Federal interest rates most certainly affect the money investors borrow and can definitely affect the money investors invest in hopes of future gain.
It’s a wonder why interest rates are not a topic that sparks a great deal of concern and discussion among affluent investors. But investors, in general, do not spend a great deal of time thinking about federal interest rates, even now when the possibility of interest rate increases are on the rise. Banks and financial providers obsess over the potential changes in the interest rate, but investors do not focus as much on the key federal regulation.
As defined by Investopedia, the federal funds rate is the rate at which a depository institution lends funds to another depository institution overnight, and is only applicable to the most creditworthy institutions when they borrow and lend overnight funds to each other. The rate is used as a benchmark for all other lending institutions as well as all investment vehicles which offer interest as an incentive to invest.
While the rate is usually maintained between 2 and 5 percent, it rose to 20 percent during the inflationary years of 1979-1980. When the first 21st century recession hit in 2001, the rate dropped to 1.0 percent, but rose again to 5.25 by 2005. In response to the 2008 Great Recession, when banks were failing and the federal government offered the largest institutions a bailout, the rate dropped to 0.25 percent, which is considered effectively a 0 percent rate.
With the economy slowly improving since the Great Recession, the federal fund rate was bumped up to 0.5 in December of 2015, bumped again to 0.75 in December of 2016 and then to 1.0 in march of 2017. Federal Reserve chairman Janet Yellen has suggested that a continued stable economy could prompt more increases in 2017.

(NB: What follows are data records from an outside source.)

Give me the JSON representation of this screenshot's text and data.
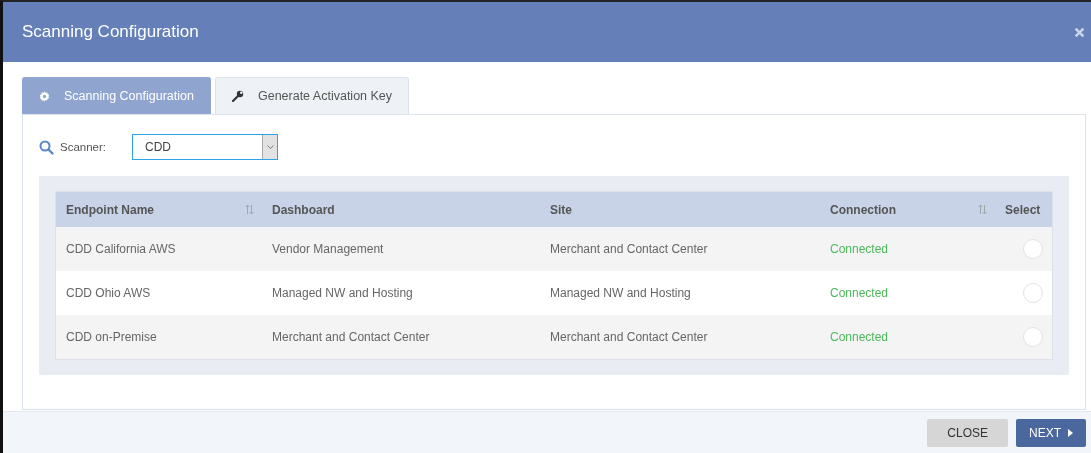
{
  "window": {
    "title": "Scanning Configuration"
  },
  "tabs": [
    {
      "label": "Scanning Configuration",
      "kind": "gear",
      "selected": true
    },
    {
      "label": "Generate Activation Key",
      "kind": "wrench",
      "selected": false
    }
  ],
  "scanner": {
    "label": "Scanner:",
    "value": "CDD"
  },
  "table": {
    "columns": [
      {
        "label": "Endpoint Name",
        "sortable": true
      },
      {
        "label": "Dashboard",
        "sortable": false
      },
      {
        "label": "Site",
        "sortable": false
      },
      {
        "label": "Connection",
        "sortable": true
      },
      {
        "label": "Select",
        "sortable": false
      }
    ],
    "rows": [
      {
        "endpoint": "CDD California AWS",
        "dashboard": "Vendor Management",
        "site": "Merchant and Contact Center",
        "connection": "Connected",
        "selected": false
      },
      {
        "endpoint": "CDD Ohio AWS",
        "dashboard": "Managed NW and Hosting",
        "site": "Managed NW and Hosting",
        "connection": "Connected",
        "selected": false
      },
      {
        "endpoint": "CDD on-Premise",
        "dashboard": "Merchant and Contact Center",
        "site": "Merchant and Contact Center",
        "connection": "Connected",
        "selected": false
      }
    ]
  },
  "buttons": [
    {
      "label": "CLOSE",
      "kind": "secondary"
    },
    {
      "label": "NEXT",
      "kind": "primary"
    }
  ]
}
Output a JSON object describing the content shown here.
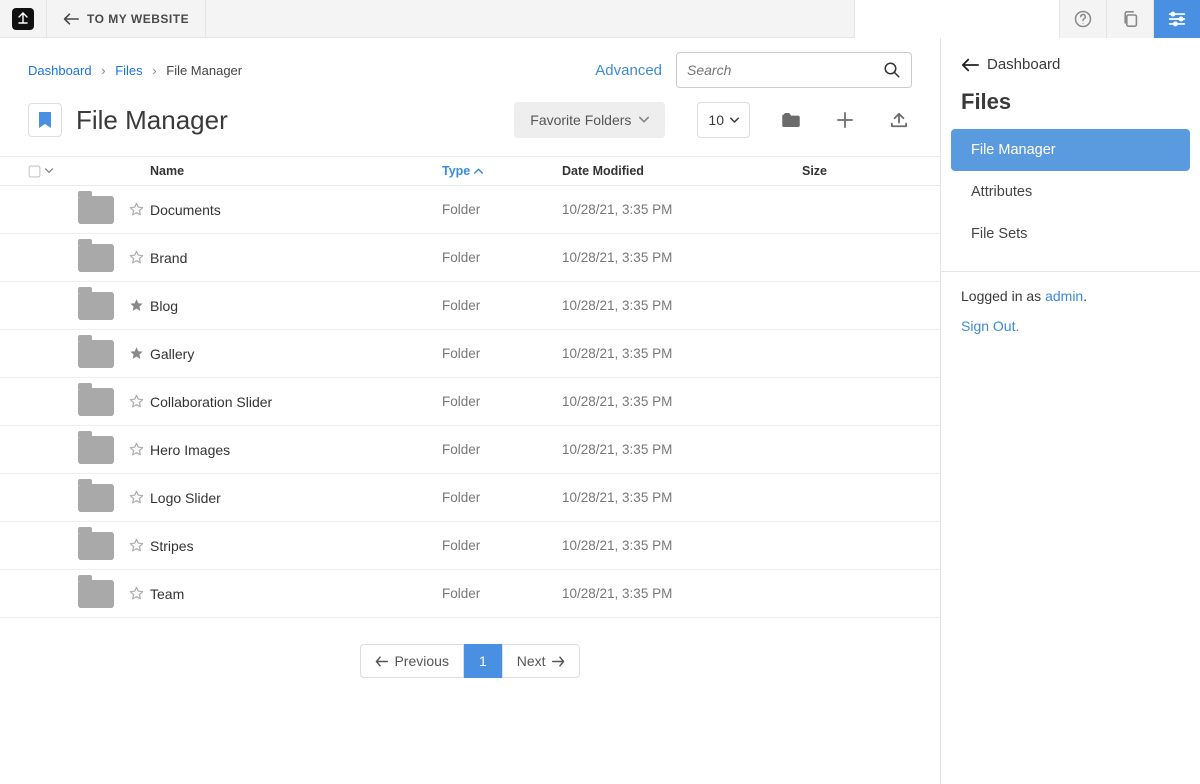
{
  "topbar": {
    "to_site": "TO MY WEBSITE",
    "search_placeholder": ""
  },
  "breadcrumbs": {
    "items": [
      "Dashboard",
      "Files",
      "File Manager"
    ]
  },
  "toolbar": {
    "advanced": "Advanced",
    "search_placeholder": "Search",
    "page_title": "File Manager",
    "favorite_folders": "Favorite Folders",
    "per_page": "10"
  },
  "table": {
    "headers": {
      "name": "Name",
      "type": "Type",
      "date": "Date Modified",
      "size": "Size"
    },
    "rows": [
      {
        "name": "Documents",
        "type": "Folder",
        "date": "10/28/21, 3:35 PM",
        "size": "",
        "fav": false
      },
      {
        "name": "Brand",
        "type": "Folder",
        "date": "10/28/21, 3:35 PM",
        "size": "",
        "fav": false
      },
      {
        "name": "Blog",
        "type": "Folder",
        "date": "10/28/21, 3:35 PM",
        "size": "",
        "fav": true
      },
      {
        "name": "Gallery",
        "type": "Folder",
        "date": "10/28/21, 3:35 PM",
        "size": "",
        "fav": true
      },
      {
        "name": "Collaboration Slider",
        "type": "Folder",
        "date": "10/28/21, 3:35 PM",
        "size": "",
        "fav": false
      },
      {
        "name": "Hero Images",
        "type": "Folder",
        "date": "10/28/21, 3:35 PM",
        "size": "",
        "fav": false
      },
      {
        "name": "Logo Slider",
        "type": "Folder",
        "date": "10/28/21, 3:35 PM",
        "size": "",
        "fav": false
      },
      {
        "name": "Stripes",
        "type": "Folder",
        "date": "10/28/21, 3:35 PM",
        "size": "",
        "fav": false
      },
      {
        "name": "Team",
        "type": "Folder",
        "date": "10/28/21, 3:35 PM",
        "size": "",
        "fav": false
      }
    ]
  },
  "pager": {
    "prev": "Previous",
    "next": "Next",
    "current": "1"
  },
  "side": {
    "back": "Dashboard",
    "title": "Files",
    "items": [
      {
        "label": "File Manager",
        "active": true
      },
      {
        "label": "Attributes",
        "active": false
      },
      {
        "label": "File Sets",
        "active": false
      }
    ],
    "logged_in_prefix": "Logged in as ",
    "user": "admin",
    "period": ".",
    "sign_out": "Sign Out."
  }
}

While the historically low interest rate made loan rates attractive for the purposes of buying homes or automobiles, it also made the rate for investment profits in fixed income products low. When the Fed holds its quarterly meetings during which it announces any changes in the federal fund rate, the U.S. economy holds its collective breath, because a change in the rate creates a change up and down the investment food change.
And yet, investors do not express much thought or concern over the federal fund rate.
In Spectrem’s quarterly wealth segmentation series study Financial Behaviors and the Investor’s Mindset, only 38 percent of Millionaires with a net worth between $1 million and $5 million say they have discussed with their financial advisor what do when interest rates change. While the response begs the question as to whether the advisor or the investor brought up the topic, the fact that less than half of Millionaires have had the conversation at all is noteworthy.
(Among Ultra High Net Worth investors with a net worth between $5 million and $25 million, the percentage climbs to 50 percent. Still, that’s half the wealth segment that has not had the conversation about interest rates and their effect on investments).
There are investors for whom a change in the interest rate will have minimal effect upon their overall portfolio of investments, but for those investors who stand to be seriously affected, advisors need to make contact and suggest the changes that will most benefit those investors. Likewise, if an investor is known to have plans that require taking out a major loan (home buying or other new liability), advisors should make suggestions that can reduce the cost of the loan.
The Spectrem study looks at the question of interest rates from both angles. Among Millionaires, 57 percent express concern over the low savings interest rate they receive, while only 34 percent express concern over an increase in interest rates. Perhaps the difference is between those who are expecting to benefit from interest rates as opposed to those who must pay interest rates on loans.
In both cases, the percentage of those concerned was significantly lower than in 2016, perhaps indicating that the anticipated rise in federal interest rates to a more normal level decreases concern over the issue nationally.
There is yet another angle to the interest rate story, and that involves retirement funds. Many investors aim to invest in products that will produce income upon retirement, and that amount of income is determined by the current interest rate offered by investment firms. When the interest rate is low, as it has been for almost a decade, it negatively affects the income retirees will receive.
While Millionaires in general expressed a low level of concern about their retirement funds being depleted too early in their retirement, 41 percent of Millionaires said the low interest rate on savings and other forms of retirement income was the reason they had concern over failing to have enough money in retirement.
Top Takeaways for Advisors
Financial advisor and providers watch the federal interest rate debate like hawks. They should keep investor apprised about the concerns they have and how it will affect investments going forward.
Since interest rates are increased on a quarterly schedule, advisors can plan their meetings with investors and present their advice accordingly so that any interest rate increase comes as an expected outcome rather than as a surprise.
©2017 Spectrem Group